And so a renewed life emerged. Seven days after my e-tox began, my computer and my phone returned once again to being the helpful tools they were meant to be—not replacements for my entire brain. I did the heavy lifting during a three-day weekend, but it was in the entire first week that all the steps came together, setting the tone for what will hopefully be my everlasting relationship with my electronics—and a stronger face-to-face life with my family. Worth a few withdrawal pains, don’t you think?
E-tox Tips for Kids
If your children are too attached to tech, give these tactics a try.
Eat gadget-free. Resist the urge to hand your little guy your smartphone the minute you enter a restaurant. Instead, have him pick the topic of conversation before you get there so he’s ready to launch into it once you sit down. Or bring a non-electronic substitute like the adorable Restaurant Savers portable art studio from Happy Burping ($18, happyburping.com), so he can color and you can help.

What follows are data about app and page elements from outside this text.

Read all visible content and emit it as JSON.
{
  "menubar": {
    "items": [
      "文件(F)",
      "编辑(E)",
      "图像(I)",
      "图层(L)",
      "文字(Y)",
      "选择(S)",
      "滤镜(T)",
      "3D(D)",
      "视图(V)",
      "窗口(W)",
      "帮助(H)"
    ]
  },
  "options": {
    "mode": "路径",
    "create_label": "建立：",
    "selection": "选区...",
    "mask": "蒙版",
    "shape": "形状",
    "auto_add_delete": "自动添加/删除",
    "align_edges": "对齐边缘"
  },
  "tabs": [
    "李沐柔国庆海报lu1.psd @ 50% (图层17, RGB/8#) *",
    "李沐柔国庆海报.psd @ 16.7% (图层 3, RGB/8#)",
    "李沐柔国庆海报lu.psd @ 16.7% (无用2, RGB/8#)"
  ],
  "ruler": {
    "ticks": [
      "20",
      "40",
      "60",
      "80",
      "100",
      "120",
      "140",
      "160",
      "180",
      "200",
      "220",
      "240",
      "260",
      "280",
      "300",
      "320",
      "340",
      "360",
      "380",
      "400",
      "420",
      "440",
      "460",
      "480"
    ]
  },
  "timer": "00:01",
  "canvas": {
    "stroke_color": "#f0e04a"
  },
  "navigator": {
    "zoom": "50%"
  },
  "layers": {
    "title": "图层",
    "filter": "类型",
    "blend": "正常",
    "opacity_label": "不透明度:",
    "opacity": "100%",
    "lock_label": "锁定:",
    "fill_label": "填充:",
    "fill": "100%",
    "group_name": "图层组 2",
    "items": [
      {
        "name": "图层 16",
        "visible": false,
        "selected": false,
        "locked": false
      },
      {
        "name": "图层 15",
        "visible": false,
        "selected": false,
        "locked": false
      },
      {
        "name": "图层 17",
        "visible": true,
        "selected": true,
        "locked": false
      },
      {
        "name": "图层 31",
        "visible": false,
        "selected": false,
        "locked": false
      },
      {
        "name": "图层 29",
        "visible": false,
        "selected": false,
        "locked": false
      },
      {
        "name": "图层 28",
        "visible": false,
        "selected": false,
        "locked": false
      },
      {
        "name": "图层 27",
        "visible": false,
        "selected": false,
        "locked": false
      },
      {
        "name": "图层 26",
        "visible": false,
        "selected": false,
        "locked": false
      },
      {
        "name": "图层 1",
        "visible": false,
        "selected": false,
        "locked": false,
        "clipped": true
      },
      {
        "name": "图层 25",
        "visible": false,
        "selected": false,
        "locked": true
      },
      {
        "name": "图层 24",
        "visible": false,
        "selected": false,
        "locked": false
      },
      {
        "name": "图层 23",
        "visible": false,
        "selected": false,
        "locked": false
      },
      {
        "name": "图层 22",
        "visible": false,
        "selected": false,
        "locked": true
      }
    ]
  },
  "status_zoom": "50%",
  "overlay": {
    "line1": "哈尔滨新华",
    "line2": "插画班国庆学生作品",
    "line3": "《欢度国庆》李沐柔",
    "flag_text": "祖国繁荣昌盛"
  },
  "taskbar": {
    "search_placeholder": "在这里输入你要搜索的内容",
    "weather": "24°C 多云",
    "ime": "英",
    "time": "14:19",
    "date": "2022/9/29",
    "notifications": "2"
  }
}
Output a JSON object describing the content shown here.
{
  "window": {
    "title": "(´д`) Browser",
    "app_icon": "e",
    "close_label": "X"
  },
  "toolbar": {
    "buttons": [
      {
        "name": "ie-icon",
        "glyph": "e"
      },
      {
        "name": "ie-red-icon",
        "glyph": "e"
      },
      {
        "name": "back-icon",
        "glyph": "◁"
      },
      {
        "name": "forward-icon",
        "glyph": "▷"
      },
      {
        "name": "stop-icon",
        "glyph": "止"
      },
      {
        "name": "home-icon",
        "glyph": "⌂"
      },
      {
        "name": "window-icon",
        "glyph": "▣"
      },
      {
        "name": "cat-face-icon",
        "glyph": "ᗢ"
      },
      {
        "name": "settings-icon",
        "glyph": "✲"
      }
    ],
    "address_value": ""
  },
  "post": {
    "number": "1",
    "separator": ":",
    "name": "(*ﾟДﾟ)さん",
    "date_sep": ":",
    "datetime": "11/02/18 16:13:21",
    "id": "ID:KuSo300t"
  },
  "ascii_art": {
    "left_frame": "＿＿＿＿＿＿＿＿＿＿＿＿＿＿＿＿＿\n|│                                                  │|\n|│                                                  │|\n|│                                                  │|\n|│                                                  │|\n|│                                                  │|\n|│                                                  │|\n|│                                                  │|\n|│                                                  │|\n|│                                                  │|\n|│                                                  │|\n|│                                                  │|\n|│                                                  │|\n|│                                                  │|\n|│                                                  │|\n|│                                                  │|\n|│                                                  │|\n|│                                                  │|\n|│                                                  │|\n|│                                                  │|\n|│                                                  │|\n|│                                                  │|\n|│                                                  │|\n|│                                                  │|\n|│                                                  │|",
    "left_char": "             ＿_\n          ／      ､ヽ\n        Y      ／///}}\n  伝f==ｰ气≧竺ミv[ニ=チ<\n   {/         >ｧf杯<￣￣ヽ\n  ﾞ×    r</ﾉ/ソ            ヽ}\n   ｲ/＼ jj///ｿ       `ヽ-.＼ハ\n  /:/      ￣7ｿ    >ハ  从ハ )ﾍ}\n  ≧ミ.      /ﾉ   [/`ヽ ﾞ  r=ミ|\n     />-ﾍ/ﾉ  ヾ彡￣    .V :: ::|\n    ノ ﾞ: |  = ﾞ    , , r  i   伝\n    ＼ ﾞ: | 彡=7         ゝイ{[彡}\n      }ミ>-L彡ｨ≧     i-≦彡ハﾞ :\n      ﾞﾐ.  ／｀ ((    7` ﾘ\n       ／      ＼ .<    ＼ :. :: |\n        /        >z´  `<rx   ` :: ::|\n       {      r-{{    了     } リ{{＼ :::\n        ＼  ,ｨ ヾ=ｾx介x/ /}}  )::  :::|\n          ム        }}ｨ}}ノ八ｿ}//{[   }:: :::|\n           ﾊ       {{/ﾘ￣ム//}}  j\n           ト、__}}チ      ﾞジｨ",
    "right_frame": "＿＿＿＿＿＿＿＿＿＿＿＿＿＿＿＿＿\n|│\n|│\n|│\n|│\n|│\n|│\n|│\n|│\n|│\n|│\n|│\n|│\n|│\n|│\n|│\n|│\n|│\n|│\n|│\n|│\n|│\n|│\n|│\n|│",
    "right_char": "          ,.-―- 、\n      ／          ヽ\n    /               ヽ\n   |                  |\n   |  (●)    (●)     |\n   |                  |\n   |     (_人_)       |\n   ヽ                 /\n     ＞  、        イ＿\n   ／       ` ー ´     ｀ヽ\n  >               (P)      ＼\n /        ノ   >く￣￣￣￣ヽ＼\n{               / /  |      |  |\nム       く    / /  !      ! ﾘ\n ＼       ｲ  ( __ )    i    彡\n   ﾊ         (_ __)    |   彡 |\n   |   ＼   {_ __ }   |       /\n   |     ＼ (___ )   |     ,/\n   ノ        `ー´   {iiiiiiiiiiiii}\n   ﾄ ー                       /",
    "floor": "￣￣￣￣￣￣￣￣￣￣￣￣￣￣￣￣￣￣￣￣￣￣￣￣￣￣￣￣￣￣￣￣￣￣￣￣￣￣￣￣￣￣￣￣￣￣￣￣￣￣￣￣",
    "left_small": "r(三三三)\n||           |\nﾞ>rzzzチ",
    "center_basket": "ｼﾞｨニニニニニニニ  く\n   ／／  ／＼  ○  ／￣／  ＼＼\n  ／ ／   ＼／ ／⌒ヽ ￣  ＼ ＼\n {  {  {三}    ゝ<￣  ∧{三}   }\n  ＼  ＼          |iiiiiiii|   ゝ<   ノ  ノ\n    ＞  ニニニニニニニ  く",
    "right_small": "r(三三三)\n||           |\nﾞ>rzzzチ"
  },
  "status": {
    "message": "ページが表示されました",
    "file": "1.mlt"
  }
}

Set boundaries. Reward kids with computer time after they’ve done homework or chores. Just don’t let it get too close to bedtime—the lights will stimulate their little brains.
Go outside. Make a lemonade stand; send the kids to climb a tree; play hide-and-seek in the backyard. There’s no reason to be indoors clicking away on a sunny day.
Let them be bored. This is where creative imaginations work best. Always using electronics to fill down-time can stifle kids’ creativity and their interactions with others. You’re the parent; you set the parameters. If you don’t give kids electronics or TV time, eventually they’ll have to come up with something else to do. Like we did. Back in the Stone Age.
Video: Adina's daughters weigh in on their mom's experiment